I worked for Steve Cain in another of his ventures and we developed product for Atari under their ARC label; Star Breaker, Badlands Pete etc.
I did one project outside of this arrangement when Graham “Kenny” Everett did the coding and I designe dna did all graphics for Nine Lives, a feline led platformer which got reasonably pleasant reviews for the graphics but less than stellar marks when it came to gameplay.
The horrendous burst-scroll killed it.
I also wrote and recorded the music, which was fun.
My personal involvement with Atari was marred by dickhead management. Less said the better.
I understand in 2000 you went on to freelancing. What sort of jobs did you do freelancing and who for?
To be truthful, I have freelanced for the greater part of my career, but from 2000 I struck out on my own, leaving this green and pleasant isle for the strange and unknown lands of Schleswig Holstein, just outside Hamburg.
I worked for a company called Elkware on a whole slew of mobile phone titles and it was this time that brought about a great connection with Hamburg, which is now my second home and somewhere I would happily hang my hat permanently.
In the years since 2015 I’ve done all manner of things, mobile work, browser titles, online product, indie games, major AAA titles.
Basically I do whatever comes my way and whatever pays.
Tell us what your current working on?
Currently I am working on finding a job.
My most recent client turned bandit on me and dropped me like a hot brick for no good reason.
I do have a solo project I am working on with some of my friends and hopefully this will come to fruition in the next year or so.
I enjoy some modern games but feel more love for the smaller teams of the past I feel the fun factor has gone in modern games and are more like movie productions; games can be bug ridden now as patches can be made. in the past we didn’t have updates and in app purchases. What is your view of our industry now?
I think the industry is as exciting and as interesting now as it was back at the very start. People are setting up small indie teams and the hunger for quality product seems to be causing waves of real creativity outside of the AAA companies.
I play indie product via Steam or via the Sony store. It’s a great time to be a gamer, the focus has been pulled away from the console companies and the mega-hyped stuff. Some of that is ok, but it’s all very samey which now has brought about an industry with something for everyone.
Here are some questions about retro games:
My favourite computer was my Amiga and 2 of my favourite games were Cannon Fodder and SWOS 🙂 and my favourite console the Megadrive do you have a favourite?
The simple answer is No.
I have owned a large number of the major games consoles, loved the Snes and the Mega Drive.
But I can’t say any one console was better for me than any other, they all had their own share of great titles that I remember fondly.
Not that I would go back and play any of them again. I can’t see the point. There’s too much new and fascinating product out there to be played and the new teams need all the support they can get. In my opinion it’s a waste of time playing games that are 30 years old.
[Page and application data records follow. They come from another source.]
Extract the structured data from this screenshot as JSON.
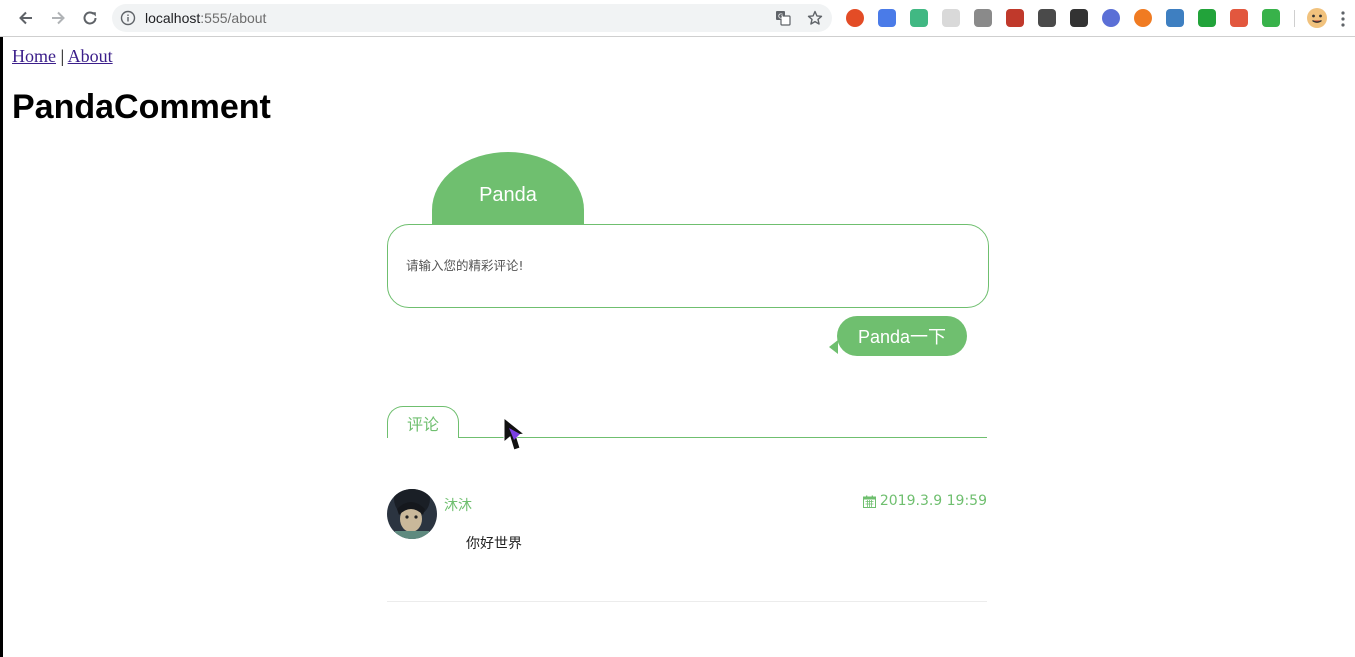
{
  "browser": {
    "url_host": "localhost",
    "url_path": ":555/about",
    "extensions": [
      {
        "name": "ext-red-circle-icon",
        "color": "#e34c26"
      },
      {
        "name": "ext-translate-icon",
        "color": "#4a7be8"
      },
      {
        "name": "ext-vue-devtools-icon",
        "color": "#41b883"
      },
      {
        "name": "ext-grid-icon",
        "color": "#d9d9d9"
      },
      {
        "name": "ext-link-icon",
        "color": "#8a8a8a"
      },
      {
        "name": "ext-js-icon",
        "color": "#c0392b"
      },
      {
        "name": "ext-eyedropper-icon",
        "color": "#4a4a4a"
      },
      {
        "name": "ext-fx-icon",
        "color": "#333333"
      },
      {
        "name": "ext-r-icon",
        "color": "#5b6fd6"
      },
      {
        "name": "ext-orange-ring-icon",
        "color": "#f07b22"
      },
      {
        "name": "ext-hash-icon",
        "color": "#3e7fc1"
      },
      {
        "name": "ext-green-square-icon",
        "color": "#22a33a"
      },
      {
        "name": "ext-octocat-icon",
        "color": "#e2573e"
      },
      {
        "name": "ext-rocket-icon",
        "color": "#38b24a"
      }
    ]
  },
  "nav": {
    "home": "Home",
    "separator": "|",
    "about": "About"
  },
  "page": {
    "title": "PandaComment"
  },
  "comment_form": {
    "name_tab": "Panda",
    "placeholder": "请输入您的精彩评论!",
    "submit_label": "Panda一下"
  },
  "comments_section": {
    "tab_label": "评论",
    "items": [
      {
        "author": "沐沐",
        "date": "2019.3.9 19:59",
        "text": "你好世界"
      }
    ]
  },
  "colors": {
    "accent": "#6fbf6f",
    "link": "#3b1e8a"
  }
}
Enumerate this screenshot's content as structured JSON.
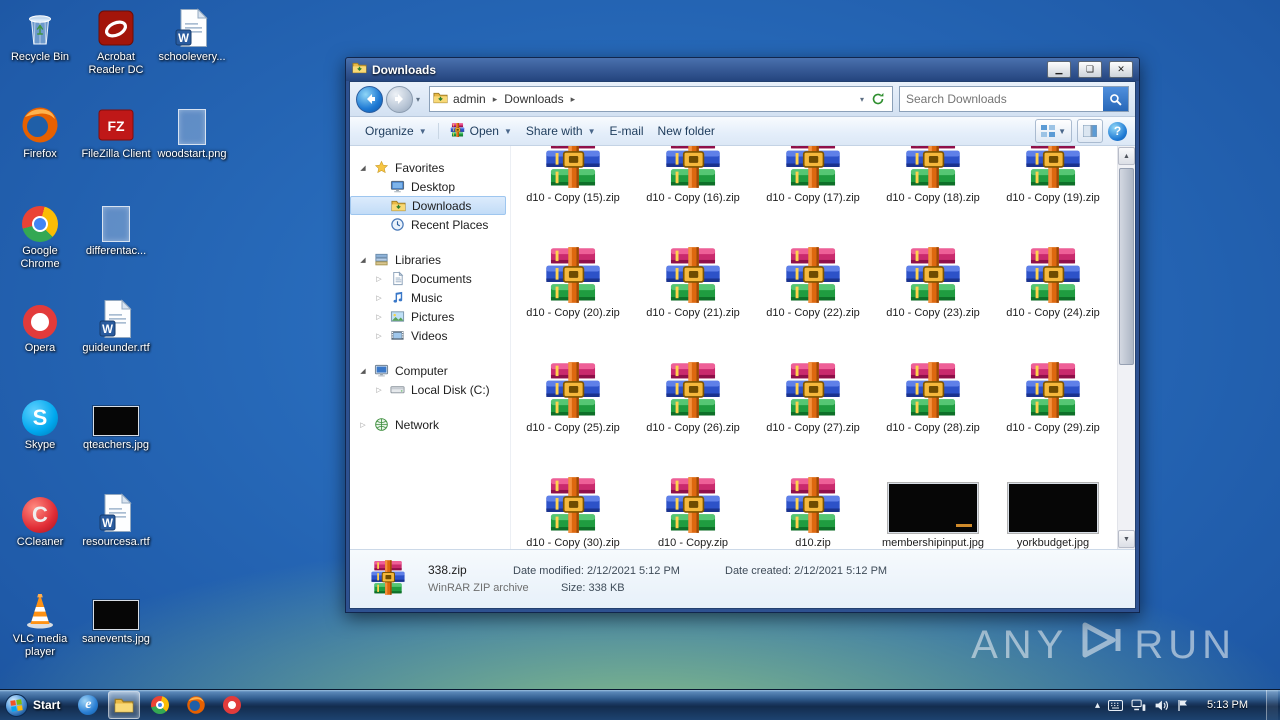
{
  "desktop": {
    "icons": [
      {
        "label": "Recycle Bin",
        "type": "recycle-bin"
      },
      {
        "label": "Firefox",
        "type": "firefox"
      },
      {
        "label": "Google Chrome",
        "type": "chrome"
      },
      {
        "label": "Opera",
        "type": "opera"
      },
      {
        "label": "Skype",
        "type": "skype"
      },
      {
        "label": "CCleaner",
        "type": "ccleaner"
      },
      {
        "label": "VLC media player",
        "type": "vlc"
      },
      {
        "label": "Acrobat Reader DC",
        "type": "acrobat"
      },
      {
        "label": "FileZilla Client",
        "type": "filezilla"
      },
      {
        "label": "differentac...",
        "type": "ghost-doc"
      },
      {
        "label": "guideunder.rtf",
        "type": "word-doc"
      },
      {
        "label": "qteachers.jpg",
        "type": "jpg-thumb"
      },
      {
        "label": "resourcesa.rtf",
        "type": "word-doc"
      },
      {
        "label": "sanevents.jpg",
        "type": "jpg-thumb"
      },
      {
        "label": "schoolevery...",
        "type": "word-doc"
      },
      {
        "label": "woodstart.png",
        "type": "ghost-doc"
      }
    ],
    "watermark": {
      "left": "ANY",
      "right": "RUN"
    }
  },
  "explorer": {
    "title": "Downloads",
    "address": {
      "user": "admin",
      "folder": "Downloads"
    },
    "search": {
      "placeholder": "Search Downloads"
    },
    "toolbar": {
      "organize": "Organize",
      "open": "Open",
      "share": "Share with",
      "email": "E-mail",
      "new_folder": "New folder"
    },
    "sidebar": {
      "sections": [
        {
          "label": "Favorites",
          "type": "favorites",
          "expanded": true,
          "items": [
            {
              "label": "Desktop",
              "type": "desktop"
            },
            {
              "label": "Downloads",
              "type": "downloads",
              "selected": true
            },
            {
              "label": "Recent Places",
              "type": "recent-places"
            }
          ]
        },
        {
          "label": "Libraries",
          "type": "libraries",
          "expanded": true,
          "items": [
            {
              "label": "Documents",
              "type": "documents",
              "expandable": true
            },
            {
              "label": "Music",
              "type": "music",
              "expandable": true
            },
            {
              "label": "Pictures",
              "type": "pictures",
              "expandable": true
            },
            {
              "label": "Videos",
              "type": "videos",
              "expandable": true
            }
          ]
        },
        {
          "label": "Computer",
          "type": "computer",
          "expanded": true,
          "items": [
            {
              "label": "Local Disk (C:)",
              "type": "local-disk",
              "expandable": true
            }
          ]
        },
        {
          "label": "Network",
          "type": "network",
          "expanded": false,
          "items": []
        }
      ]
    },
    "files": [
      {
        "label": "d10 - Copy (15).zip",
        "type": "winrar"
      },
      {
        "label": "d10 - Copy (16).zip",
        "type": "winrar"
      },
      {
        "label": "d10 - Copy (17).zip",
        "type": "winrar"
      },
      {
        "label": "d10 - Copy (18).zip",
        "type": "winrar"
      },
      {
        "label": "d10 - Copy (19).zip",
        "type": "winrar"
      },
      {
        "label": "d10 - Copy (20).zip",
        "type": "winrar"
      },
      {
        "label": "d10 - Copy (21).zip",
        "type": "winrar"
      },
      {
        "label": "d10 - Copy (22).zip",
        "type": "winrar"
      },
      {
        "label": "d10 - Copy (23).zip",
        "type": "winrar"
      },
      {
        "label": "d10 - Copy (24).zip",
        "type": "winrar"
      },
      {
        "label": "d10 - Copy (25).zip",
        "type": "winrar"
      },
      {
        "label": "d10 - Copy (26).zip",
        "type": "winrar"
      },
      {
        "label": "d10 - Copy (27).zip",
        "type": "winrar"
      },
      {
        "label": "d10 - Copy (28).zip",
        "type": "winrar"
      },
      {
        "label": "d10 - Copy (29).zip",
        "type": "winrar"
      },
      {
        "label": "d10 - Copy (30).zip",
        "type": "winrar"
      },
      {
        "label": "d10 - Copy.zip",
        "type": "winrar"
      },
      {
        "label": "d10.zip",
        "type": "winrar"
      },
      {
        "label": "membershipinput.jpg",
        "type": "jpg-thumb",
        "mark": true
      },
      {
        "label": "yorkbudget.jpg",
        "type": "jpg-thumb"
      }
    ],
    "details": {
      "name": "338.zip",
      "type": "WinRAR ZIP archive",
      "modified_label": "Date modified:",
      "modified_value": "2/12/2021 5:12 PM",
      "size_label": "Size:",
      "size_value": "338 KB",
      "created_label": "Date created:",
      "created_value": "2/12/2021 5:12 PM"
    }
  },
  "taskbar": {
    "start_label": "Start",
    "pinned": [
      {
        "name": "internet-explorer"
      },
      {
        "name": "windows-explorer",
        "active": true
      },
      {
        "name": "google-chrome"
      },
      {
        "name": "firefox"
      },
      {
        "name": "opera"
      }
    ],
    "tray": [
      {
        "name": "hidden-icons"
      },
      {
        "name": "keyboard"
      },
      {
        "name": "network"
      },
      {
        "name": "volume"
      },
      {
        "name": "action-center"
      }
    ],
    "time": "5:13 PM"
  }
}
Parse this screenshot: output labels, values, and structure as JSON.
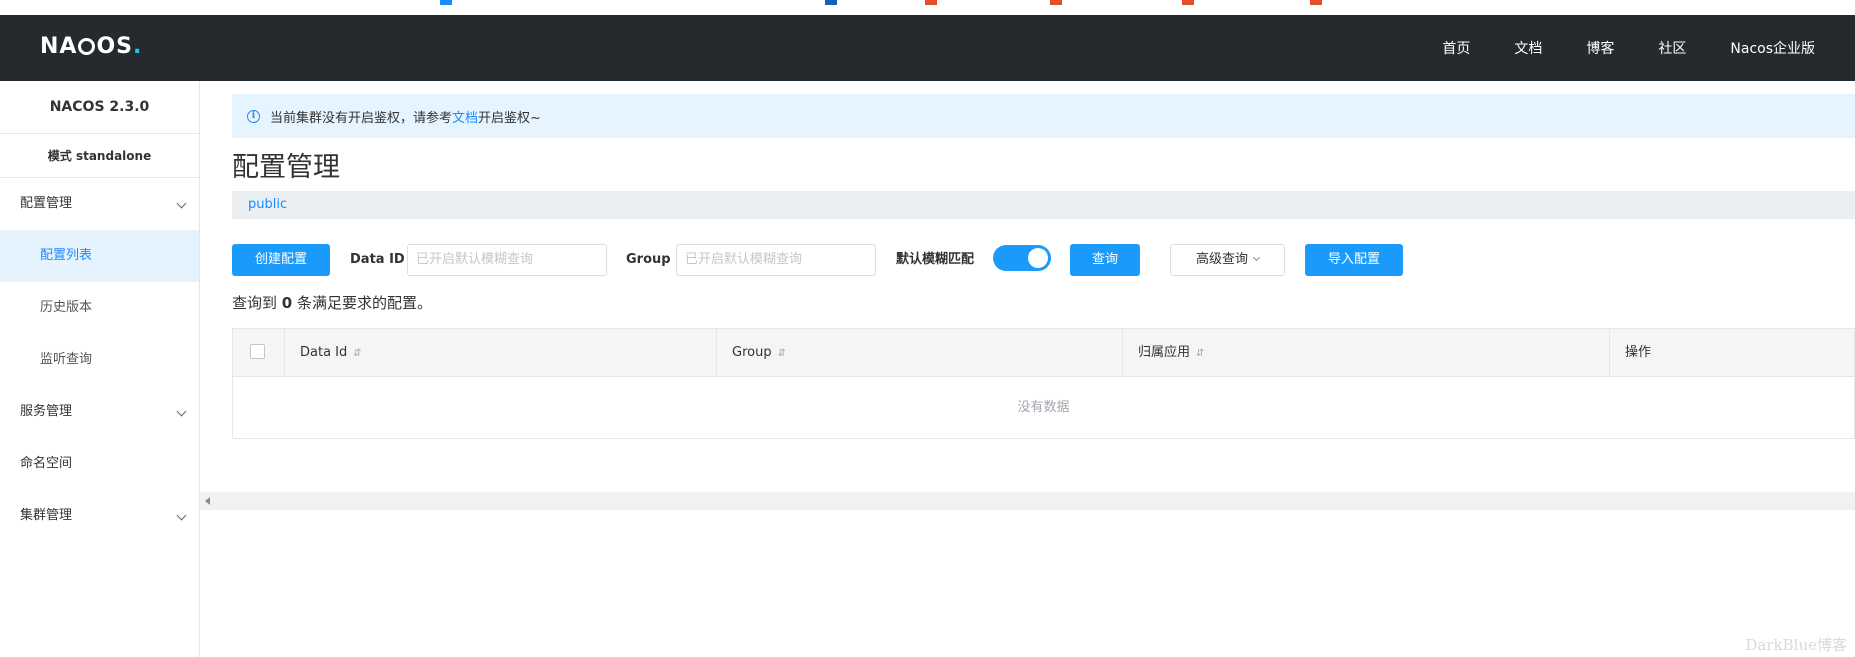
{
  "header": {
    "logo": "NACOS.",
    "nav": [
      "首页",
      "文档",
      "博客",
      "社区",
      "Nacos企业版"
    ]
  },
  "sidebar": {
    "version": "NACOS 2.3.0",
    "mode": "模式 standalone",
    "items": [
      {
        "label": "配置管理",
        "expandable": true
      },
      {
        "label": "配置列表",
        "active": true
      },
      {
        "label": "历史版本"
      },
      {
        "label": "监听查询"
      },
      {
        "label": "服务管理",
        "expandable": true
      },
      {
        "label": "命名空间"
      },
      {
        "label": "集群管理",
        "expandable": true
      }
    ]
  },
  "notice": {
    "prefix": "当前集群没有开启鉴权，请参考",
    "link": "文档",
    "suffix": "开启鉴权~"
  },
  "page": {
    "title": "配置管理",
    "namespace": "public"
  },
  "toolbar": {
    "create_label": "创建配置",
    "dataid_label": "Data ID",
    "dataid_placeholder": "已开启默认模糊查询",
    "group_label": "Group",
    "group_placeholder": "已开启默认模糊查询",
    "fuzzy_label": "默认模糊匹配",
    "fuzzy_on": true,
    "query_label": "查询",
    "advanced_label": "高级查询",
    "import_label": "导入配置"
  },
  "result": {
    "prefix": "查询到",
    "count": "0",
    "suffix": "条满足要求的配置。"
  },
  "table": {
    "columns": [
      "Data Id",
      "Group",
      "归属应用",
      "操作"
    ],
    "empty_text": "没有数据"
  },
  "watermark": "DarkBlue博客",
  "colors": {
    "accent": "#1a9bfc",
    "header_bg": "#252a2f",
    "active_bg": "#e5f3ff"
  }
}
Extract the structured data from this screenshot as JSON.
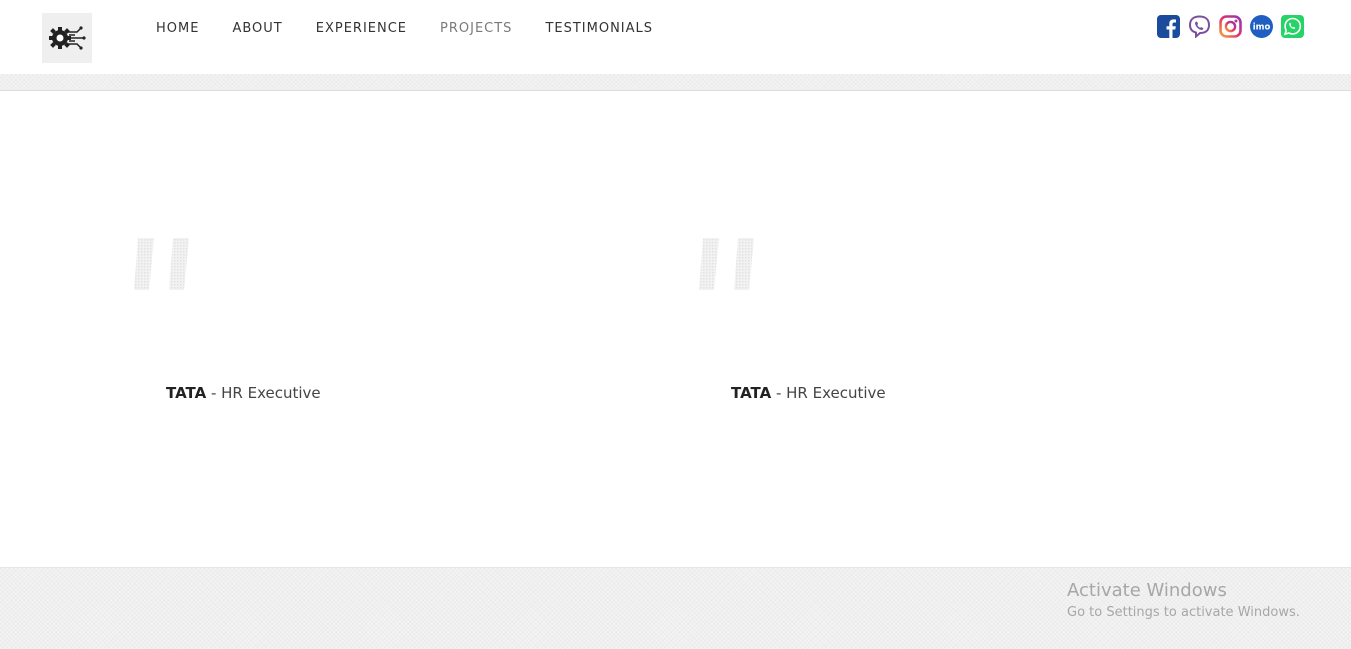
{
  "nav": {
    "items": [
      {
        "label": "HOME"
      },
      {
        "label": "ABOUT"
      },
      {
        "label": "EXPERIENCE"
      },
      {
        "label": "PROJECTS"
      },
      {
        "label": "TESTIMONIALS"
      }
    ]
  },
  "social": {
    "icons": [
      "facebook-icon",
      "viber-icon",
      "instagram-icon",
      "imo-icon",
      "whatsapp-icon"
    ],
    "imo_text": "imo",
    "colors": {
      "facebook": "#1b4b9b",
      "viber": "#7b519d",
      "instagram": "#d6249f",
      "imo": "#1f5fc1",
      "whatsapp": "#25d366"
    }
  },
  "testimonials": [
    {
      "company": "TATA",
      "separator": " - ",
      "role": "HR Executive"
    },
    {
      "company": "TATA",
      "separator": " - ",
      "role": "HR Executive"
    }
  ],
  "watermark": {
    "title": "Activate Windows",
    "subtitle": "Go to Settings to activate Windows."
  }
}
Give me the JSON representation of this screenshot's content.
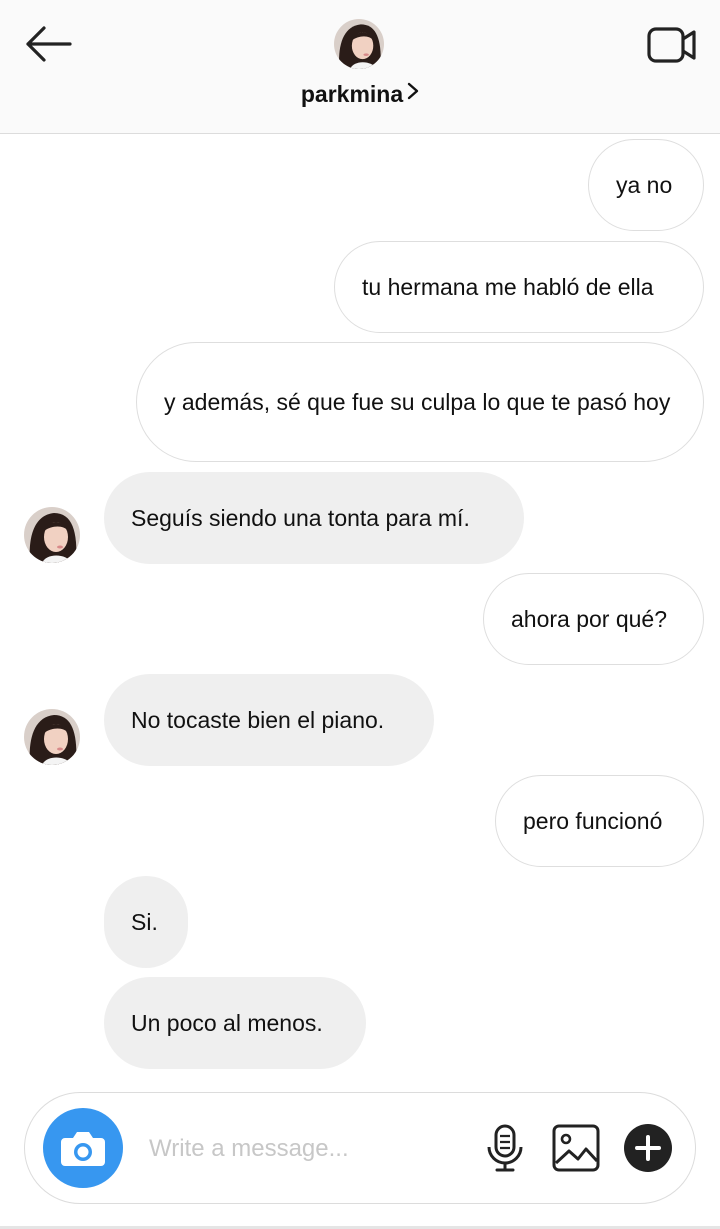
{
  "header": {
    "username": "parkmina",
    "icons": {
      "back": "back-arrow-icon",
      "video": "video-call-icon",
      "chevron": "chevron-right-icon"
    }
  },
  "messages": [
    {
      "side": "sent",
      "text": "ya no"
    },
    {
      "side": "sent",
      "text": "tu hermana me habló de ella"
    },
    {
      "side": "sent",
      "text": "y además, sé que fue su culpa lo que te pasó hoy"
    },
    {
      "side": "received",
      "text": "Seguís siendo una tonta para mí."
    },
    {
      "side": "sent",
      "text": "ahora por qué?"
    },
    {
      "side": "received",
      "text": "No tocaste bien el piano."
    },
    {
      "side": "sent",
      "text": "pero funcionó"
    },
    {
      "side": "received",
      "text": "Si."
    },
    {
      "side": "received",
      "text": "Un poco al menos."
    }
  ],
  "composer": {
    "placeholder": "Write a message...",
    "value": "",
    "icons": [
      "camera-icon",
      "microphone-icon",
      "gallery-icon",
      "plus-icon"
    ]
  },
  "colors": {
    "accent": "#3797f0",
    "received_bubble": "#efefef",
    "sent_border": "#dedede"
  }
}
Today’s retro-geeks, as much as I love them and thank them for their kind words, are killing today’s development teams by ignoring new product for old titles.
What would have happened if people had said “I’m not playing Wizball by Ocean, I’m going out to play with my hoop and stick?”
It’s tunnel vision and it’s got to stop.
What is your favourite retro game?
I don’t have one, but recently I truly enjoyed Shovel Knight and Not a Hero, both on Steam.
If you’ve not played them, DO.
I’ve you’re not planning on playing them because they’re “new”, then I have no time for people like that.
Do you still game on the current consoles if so whats your favourite game?
I don’t have a favourite game from the current consoles. There are games that I have really enjoyed.
Axiom Verge was excellent, but too tough for my aging gaming skills.
My favourite game of all time is Super Metroid on the Snes.
It ticked all the boxes for me. It’s perfect.
Whats the worst game you have ever played?
Finally what game or feature would you like to see on Retrogamesmaster in the future?
Coverage of retro influenced titles from today’s indie developers.
Ignore them at your peril.
They need our support.